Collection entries
Start of Block

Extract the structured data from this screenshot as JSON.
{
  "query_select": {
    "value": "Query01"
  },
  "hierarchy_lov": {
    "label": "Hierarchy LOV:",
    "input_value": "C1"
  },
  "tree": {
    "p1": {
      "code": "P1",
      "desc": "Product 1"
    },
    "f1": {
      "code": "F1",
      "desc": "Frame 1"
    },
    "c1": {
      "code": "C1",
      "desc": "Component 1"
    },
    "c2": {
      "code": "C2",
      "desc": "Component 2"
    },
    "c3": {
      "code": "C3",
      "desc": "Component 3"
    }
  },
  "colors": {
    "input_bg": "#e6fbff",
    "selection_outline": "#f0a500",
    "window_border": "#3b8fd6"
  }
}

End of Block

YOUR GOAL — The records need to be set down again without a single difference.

EXERCISE RESPONSE —
Extract the structured data from this screenshot as JSON.
{
  "query_select": {
    "value": "Query01"
  },
  "hierarchy_lov": {
    "label": "Hierarchy LOV:",
    "input_value": "C1"
  },
  "tree": {
    "p1": {
      "code": "P1",
      "desc": "Product 1"
    },
    "f1": {
      "code": "F1",
      "desc": "Frame 1"
    },
    "c1": {
      "code": "C1",
      "desc": "Component 1"
    },
    "c2": {
      "code": "C2",
      "desc": "Component 2"
    },
    "c3": {
      "code": "C3",
      "desc": "Component 3"
    }
  },
  "colors": {
    "input_bg": "#e6fbff",
    "selection_outline": "#f0a500",
    "window_border": "#3b8fd6"
  }
}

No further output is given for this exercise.